- _WHAT YOU ARE ASKED TO DO_
Entries must be copied exactly, with nothing left out.

- _App and web page records_
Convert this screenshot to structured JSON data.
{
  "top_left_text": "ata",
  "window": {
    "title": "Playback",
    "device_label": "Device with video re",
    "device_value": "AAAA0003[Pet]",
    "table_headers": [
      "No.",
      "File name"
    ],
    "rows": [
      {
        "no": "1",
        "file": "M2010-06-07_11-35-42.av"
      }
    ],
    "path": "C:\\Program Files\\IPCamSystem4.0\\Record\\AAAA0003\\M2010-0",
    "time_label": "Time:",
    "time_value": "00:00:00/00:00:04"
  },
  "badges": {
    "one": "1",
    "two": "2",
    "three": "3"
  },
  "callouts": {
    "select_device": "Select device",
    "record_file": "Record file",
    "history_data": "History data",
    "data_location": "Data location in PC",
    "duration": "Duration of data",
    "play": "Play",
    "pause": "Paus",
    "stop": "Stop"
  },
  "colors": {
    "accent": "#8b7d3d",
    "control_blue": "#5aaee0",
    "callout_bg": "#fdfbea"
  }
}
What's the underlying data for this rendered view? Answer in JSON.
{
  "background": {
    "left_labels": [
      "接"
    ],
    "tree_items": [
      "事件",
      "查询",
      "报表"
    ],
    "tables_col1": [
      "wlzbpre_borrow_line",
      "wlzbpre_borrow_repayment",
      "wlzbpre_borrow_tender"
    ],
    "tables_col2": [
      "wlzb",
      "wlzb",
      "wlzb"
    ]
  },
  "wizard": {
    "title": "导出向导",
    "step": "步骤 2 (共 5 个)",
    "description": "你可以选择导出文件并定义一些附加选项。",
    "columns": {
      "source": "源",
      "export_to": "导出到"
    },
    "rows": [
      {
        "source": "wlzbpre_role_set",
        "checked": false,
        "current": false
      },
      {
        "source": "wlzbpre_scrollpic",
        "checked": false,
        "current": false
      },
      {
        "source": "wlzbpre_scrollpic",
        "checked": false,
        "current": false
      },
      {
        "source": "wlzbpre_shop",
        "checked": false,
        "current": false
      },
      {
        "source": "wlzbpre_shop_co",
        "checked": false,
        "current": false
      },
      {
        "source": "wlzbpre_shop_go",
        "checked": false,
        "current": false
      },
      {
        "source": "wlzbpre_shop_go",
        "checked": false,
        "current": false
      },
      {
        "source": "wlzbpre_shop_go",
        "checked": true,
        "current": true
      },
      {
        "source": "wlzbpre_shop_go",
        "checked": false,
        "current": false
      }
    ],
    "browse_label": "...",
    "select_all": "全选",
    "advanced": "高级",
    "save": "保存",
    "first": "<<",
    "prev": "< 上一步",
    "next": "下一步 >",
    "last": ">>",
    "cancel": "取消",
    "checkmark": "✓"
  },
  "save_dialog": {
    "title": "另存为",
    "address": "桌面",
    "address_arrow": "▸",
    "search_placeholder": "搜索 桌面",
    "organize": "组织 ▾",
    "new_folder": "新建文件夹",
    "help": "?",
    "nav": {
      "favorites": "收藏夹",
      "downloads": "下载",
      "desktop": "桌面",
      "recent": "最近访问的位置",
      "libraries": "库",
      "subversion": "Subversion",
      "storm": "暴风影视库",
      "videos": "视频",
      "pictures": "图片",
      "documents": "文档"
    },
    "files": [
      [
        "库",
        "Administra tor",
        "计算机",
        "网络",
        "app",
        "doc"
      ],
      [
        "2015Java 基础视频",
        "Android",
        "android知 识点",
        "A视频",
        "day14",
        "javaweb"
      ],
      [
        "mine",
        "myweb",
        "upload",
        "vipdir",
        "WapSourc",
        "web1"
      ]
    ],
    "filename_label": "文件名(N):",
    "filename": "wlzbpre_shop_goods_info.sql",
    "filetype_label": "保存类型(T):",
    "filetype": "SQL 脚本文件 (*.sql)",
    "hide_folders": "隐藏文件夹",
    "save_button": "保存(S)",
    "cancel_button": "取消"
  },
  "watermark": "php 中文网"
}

- _THE COMPLETED TASK_
Convert this screenshot to structured JSON data.
{
  "top_left_text": "ata",
  "window": {
    "title": "Playback",
    "device_label": "Device with video re",
    "device_value": "AAAA0003[Pet]",
    "table_headers": [
      "No.",
      "File name"
    ],
    "rows": [
      {
        "no": "1",
        "file": "M2010-06-07_11-35-42.av"
      }
    ],
    "path": "C:\\Program Files\\IPCamSystem4.0\\Record\\AAAA0003\\M2010-0",
    "time_label": "Time:",
    "time_value": "00:00:00/00:00:04"
  },
  "badges": {
    "one": "1",
    "two": "2",
    "three": "3"
  },
  "callouts": {
    "select_device": "Select device",
    "record_file": "Record file",
    "history_data": "History data",
    "data_location": "Data location in PC",
    "duration": "Duration of data",
    "play": "Play",
    "pause": "Paus",
    "stop": "Stop"
  },
  "colors": {
    "accent": "#8b7d3d",
    "control_blue": "#5aaee0",
    "callout_bg": "#fdfbea"
  }
}
What's the underlying data for this rendered view? Answer in JSON.
{
  "background": {
    "left_labels": [
      "接"
    ],
    "tree_items": [
      "事件",
      "查询",
      "报表"
    ],
    "tables_col1": [
      "wlzbpre_borrow_line",
      "wlzbpre_borrow_repayment",
      "wlzbpre_borrow_tender"
    ],
    "tables_col2": [
      "wlzb",
      "wlzb",
      "wlzb"
    ]
  },
  "wizard": {
    "title": "导出向导",
    "step": "步骤 2 (共 5 个)",
    "description": "你可以选择导出文件并定义一些附加选项。",
    "columns": {
      "source": "源",
      "export_to": "导出到"
    },
    "rows": [
      {
        "source": "wlzbpre_role_set",
        "checked": false,
        "current": false
      },
      {
        "source": "wlzbpre_scrollpic",
        "checked": false,
        "current": false
      },
      {
        "source": "wlzbpre_scrollpic",
        "checked": false,
        "current": false
      },
      {
        "source": "wlzbpre_shop",
        "checked": false,
        "current": false
      },
      {
        "source": "wlzbpre_shop_co",
        "checked": false,
        "current": false
      },
      {
        "source": "wlzbpre_shop_go",
        "checked": false,
        "current": false
      },
      {
        "source": "wlzbpre_shop_go",
        "checked": false,
        "current": false
      },
      {
        "source": "wlzbpre_shop_go",
        "checked": true,
        "current": true
      },
      {
        "source": "wlzbpre_shop_go",
        "checked": false,
        "current": false
      }
    ],
    "browse_label": "...",
    "select_all": "全选",
    "advanced": "高级",
    "save": "保存",
    "first": "<<",
    "prev": "< 上一步",
    "next": "下一步 >",
    "last": ">>",
    "cancel": "取消",
    "checkmark": "✓"
  },
  "save_dialog": {
    "title": "另存为",
    "address": "桌面",
    "address_arrow": "▸",
    "search_placeholder": "搜索 桌面",
    "organize": "组织 ▾",
    "new_folder": "新建文件夹",
    "help": "?",
    "nav": {
      "favorites": "收藏夹",
      "downloads": "下载",
      "desktop": "桌面",
      "recent": "最近访问的位置",
      "libraries": "库",
      "subversion": "Subversion",
      "storm": "暴风影视库",
      "videos": "视频",
      "pictures": "图片",
      "documents": "文档"
    },
    "files": [
      [
        "库",
        "Administra tor",
        "计算机",
        "网络",
        "app",
        "doc"
      ],
      [
        "2015Java 基础视频",
        "Android",
        "android知 识点",
        "A视频",
        "day14",
        "javaweb"
      ],
      [
        "mine",
        "myweb",
        "upload",
        "vipdir",
        "WapSourc",
        "web1"
      ]
    ],
    "filename_label": "文件名(N):",
    "filename": "wlzbpre_shop_goods_info.sql",
    "filetype_label": "保存类型(T):",
    "filetype": "SQL 脚本文件 (*.sql)",
    "hide_folders": "隐藏文件夹",
    "save_button": "保存(S)",
    "cancel_button": "取消"
  },
  "watermark": "php 中文网"
}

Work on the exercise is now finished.